Luxembourg tax scandal may prompt EU action

An investigation into Luxembourg's tax regime has uncovered how the Italian mafia, the Russian underworld, and billionaires attempt to stash away their wealth. The European Commission has put itself on standby amid suggestions changes to EU law may be needed.


Portugal vs Germany clash on EU corporate tax avoidance

Portugal's taking over the EU presidency puts the tax transparency law for corporations - which has been fought over for years - to a vote in the Council of Ministers. The resistance of the German government has failed.

News in Brief

  1. Report: Czech minister plotted to bury evidence on Russian attack
  2. Putin promotes Russia's 'Kalashnikov-like' vaccine
  3. Coronavirus: Indian variant clusters found across England
  4. UN report encourages EU methane cuts
  5. EU court upholds ban on bee-harming pesticides
  6. Israeli tourists welcomed back by EU
  7. EU duped into funding terrorist group, Israel says
  8. Brussels prepares portfolio of potential Covid-19 treatments

Vietnam jails journalist critical of EU trade deal

A journalist who had demanded the EU postpone its trade deal with Vietnam until human rights improved has been sentenced to 15 years in jail.

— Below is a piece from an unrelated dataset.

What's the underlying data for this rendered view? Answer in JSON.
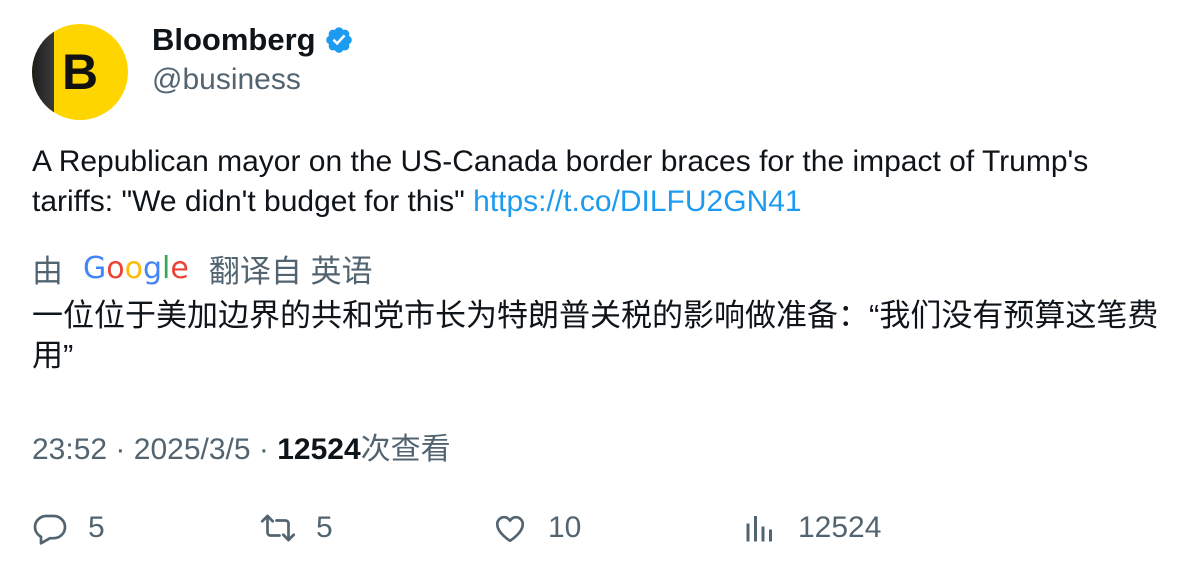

The EU Commission says it first needs to conduct a detailed analysis before responding.

Stakeholders' Highlights

  1. Nordic Council of MinistersNordic Council enters into formal relations with European Parliament
  2. Nordic Council of MinistersWomen more active in violent extremist circles than first assumed
  3. Nordic Council of MinistersDigitalisation can help us pick up the green pace
  4. Nordic Council of MinistersCOVID19 is a wake-up call in the fight against antibiotic resistance
  5. Nordic Council of MinistersThe Nordic Region can and should play a leading role in Europe’s digital development
  6. Nordic Council of MinistersNordic Council to host EU webinars on energy, digitalisation and antibiotic resistance

Latest News

  1. EU ambassadors flock to Red Square for Putin's parade
  2. MEPs win battle for bigger citizens' voice at Conference
  3. Hungary gags EU ministers on China
  4. Poland and Hungary push back on 'gender equality' pre-summit
  5. EU preparing to send soldiers to Mozambique
  6. EU now 'open' to vaccine waiver, after Biden U-turn
  7. EU mulls using new 'peace' fund to help Libyan coast guard
  8. Poland 'breaks EU law' over judges, EU court opinion says

Join EUobserver

Support quality EU news

Join us